Segment Start: MATERIALS PROVIDED

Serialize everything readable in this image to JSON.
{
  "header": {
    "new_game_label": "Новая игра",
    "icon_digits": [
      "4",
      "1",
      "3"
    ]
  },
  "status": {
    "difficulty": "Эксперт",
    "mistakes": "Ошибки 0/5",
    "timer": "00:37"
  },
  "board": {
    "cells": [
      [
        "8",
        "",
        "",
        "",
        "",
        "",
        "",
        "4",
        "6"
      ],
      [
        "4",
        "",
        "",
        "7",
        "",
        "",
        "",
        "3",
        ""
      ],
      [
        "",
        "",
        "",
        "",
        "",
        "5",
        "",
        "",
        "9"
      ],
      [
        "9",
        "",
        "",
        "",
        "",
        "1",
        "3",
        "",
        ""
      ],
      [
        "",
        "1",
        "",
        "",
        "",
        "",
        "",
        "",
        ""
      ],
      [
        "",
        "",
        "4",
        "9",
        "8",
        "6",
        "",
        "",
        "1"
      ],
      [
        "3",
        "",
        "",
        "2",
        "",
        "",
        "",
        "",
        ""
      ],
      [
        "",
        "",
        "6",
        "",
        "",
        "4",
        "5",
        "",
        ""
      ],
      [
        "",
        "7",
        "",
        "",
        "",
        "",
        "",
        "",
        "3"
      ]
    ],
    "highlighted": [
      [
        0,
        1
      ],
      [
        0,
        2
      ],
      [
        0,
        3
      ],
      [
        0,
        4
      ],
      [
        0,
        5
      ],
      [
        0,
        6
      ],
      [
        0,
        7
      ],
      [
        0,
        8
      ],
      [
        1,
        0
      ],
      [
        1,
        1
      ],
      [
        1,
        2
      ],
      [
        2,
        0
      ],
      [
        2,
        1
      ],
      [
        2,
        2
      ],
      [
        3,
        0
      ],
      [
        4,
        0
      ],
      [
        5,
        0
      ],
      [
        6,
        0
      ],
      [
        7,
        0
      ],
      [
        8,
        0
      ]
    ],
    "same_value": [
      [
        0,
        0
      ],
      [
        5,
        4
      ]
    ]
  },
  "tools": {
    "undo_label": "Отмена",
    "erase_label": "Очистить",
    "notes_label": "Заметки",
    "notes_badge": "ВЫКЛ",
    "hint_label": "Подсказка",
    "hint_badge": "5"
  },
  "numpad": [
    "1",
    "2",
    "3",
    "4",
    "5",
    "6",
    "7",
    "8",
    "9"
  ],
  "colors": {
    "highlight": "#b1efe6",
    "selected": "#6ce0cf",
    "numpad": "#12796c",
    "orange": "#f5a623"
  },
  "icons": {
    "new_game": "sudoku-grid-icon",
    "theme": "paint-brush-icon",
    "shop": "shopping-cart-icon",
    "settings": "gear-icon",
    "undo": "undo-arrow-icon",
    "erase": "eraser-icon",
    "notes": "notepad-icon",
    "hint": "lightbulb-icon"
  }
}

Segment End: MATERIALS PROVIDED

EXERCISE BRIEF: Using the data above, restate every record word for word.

PROBLEM SOLUTION:
Serialize everything readable in this image to JSON.
{
  "header": {
    "new_game_label": "Новая игра",
    "icon_digits": [
      "4",
      "1",
      "3"
    ]
  },
  "status": {
    "difficulty": "Эксперт",
    "mistakes": "Ошибки 0/5",
    "timer": "00:37"
  },
  "board": {
    "cells": [
      [
        "8",
        "",
        "",
        "",
        "",
        "",
        "",
        "4",
        "6"
      ],
      [
        "4",
        "",
        "",
        "7",
        "",
        "",
        "",
        "3",
        ""
      ],
      [
        "",
        "",
        "",
        "",
        "",
        "5",
        "",
        "",
        "9"
      ],
      [
        "9",
        "",
        "",
        "",
        "",
        "1",
        "3",
        "",
        ""
      ],
      [
        "",
        "1",
        "",
        "",
        "",
        "",
        "",
        "",
        ""
      ],
      [
        "",
        "",
        "4",
        "9",
        "8",
        "6",
        "",
        "",
        "1"
      ],
      [
        "3",
        "",
        "",
        "2",
        "",
        "",
        "",
        "",
        ""
      ],
      [
        "",
        "",
        "6",
        "",
        "",
        "4",
        "5",
        "",
        ""
      ],
      [
        "",
        "7",
        "",
        "",
        "",
        "",
        "",
        "",
        "3"
      ]
    ],
    "highlighted": [
      [
        0,
        1
      ],
      [
        0,
        2
      ],
      [
        0,
        3
      ],
      [
        0,
        4
      ],
      [
        0,
        5
      ],
      [
        0,
        6
      ],
      [
        0,
        7
      ],
      [
        0,
        8
      ],
      [
        1,
        0
      ],
      [
        1,
        1
      ],
      [
        1,
        2
      ],
      [
        2,
        0
      ],
      [
        2,
        1
      ],
      [
        2,
        2
      ],
      [
        3,
        0
      ],
      [
        4,
        0
      ],
      [
        5,
        0
      ],
      [
        6,
        0
      ],
      [
        7,
        0
      ],
      [
        8,
        0
      ]
    ],
    "same_value": [
      [
        0,
        0
      ],
      [
        5,
        4
      ]
    ]
  },
  "tools": {
    "undo_label": "Отмена",
    "erase_label": "Очистить",
    "notes_label": "Заметки",
    "notes_badge": "ВЫКЛ",
    "hint_label": "Подсказка",
    "hint_badge": "5"
  },
  "numpad": [
    "1",
    "2",
    "3",
    "4",
    "5",
    "6",
    "7",
    "8",
    "9"
  ],
  "colors": {
    "highlight": "#b1efe6",
    "selected": "#6ce0cf",
    "numpad": "#12796c",
    "orange": "#f5a623"
  },
  "icons": {
    "new_game": "sudoku-grid-icon",
    "theme": "paint-brush-icon",
    "shop": "shopping-cart-icon",
    "settings": "gear-icon",
    "undo": "undo-arrow-icon",
    "erase": "eraser-icon",
    "notes": "notepad-icon",
    "hint": "lightbulb-icon"
  }
}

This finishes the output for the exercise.